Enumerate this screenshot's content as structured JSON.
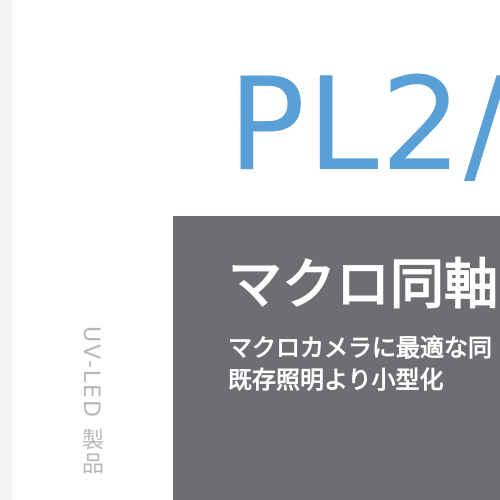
{
  "product": {
    "model": "PL2/",
    "category_vertical": "UV-LED 製品"
  },
  "feature": {
    "heading": "マクロ同軸",
    "desc_line_1": "マクロカメラに最適な同",
    "desc_line_2": "既存照明より小型化"
  },
  "colors": {
    "brand_blue": "#5aa0d6",
    "panel_gray": "#6d6e71",
    "muted_gray": "#b6b8bc",
    "strip": "#f3f4f6"
  }
}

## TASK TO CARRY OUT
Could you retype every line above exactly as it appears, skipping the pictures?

## YOUR SOLUTION
Enumerate this screenshot's content as structured JSON.
{
  "product": {
    "model": "PL2/",
    "category_vertical": "UV-LED 製品"
  },
  "feature": {
    "heading": "マクロ同軸",
    "desc_line_1": "マクロカメラに最適な同",
    "desc_line_2": "既存照明より小型化"
  },
  "colors": {
    "brand_blue": "#5aa0d6",
    "panel_gray": "#6d6e71",
    "muted_gray": "#b6b8bc",
    "strip": "#f3f4f6"
  }
}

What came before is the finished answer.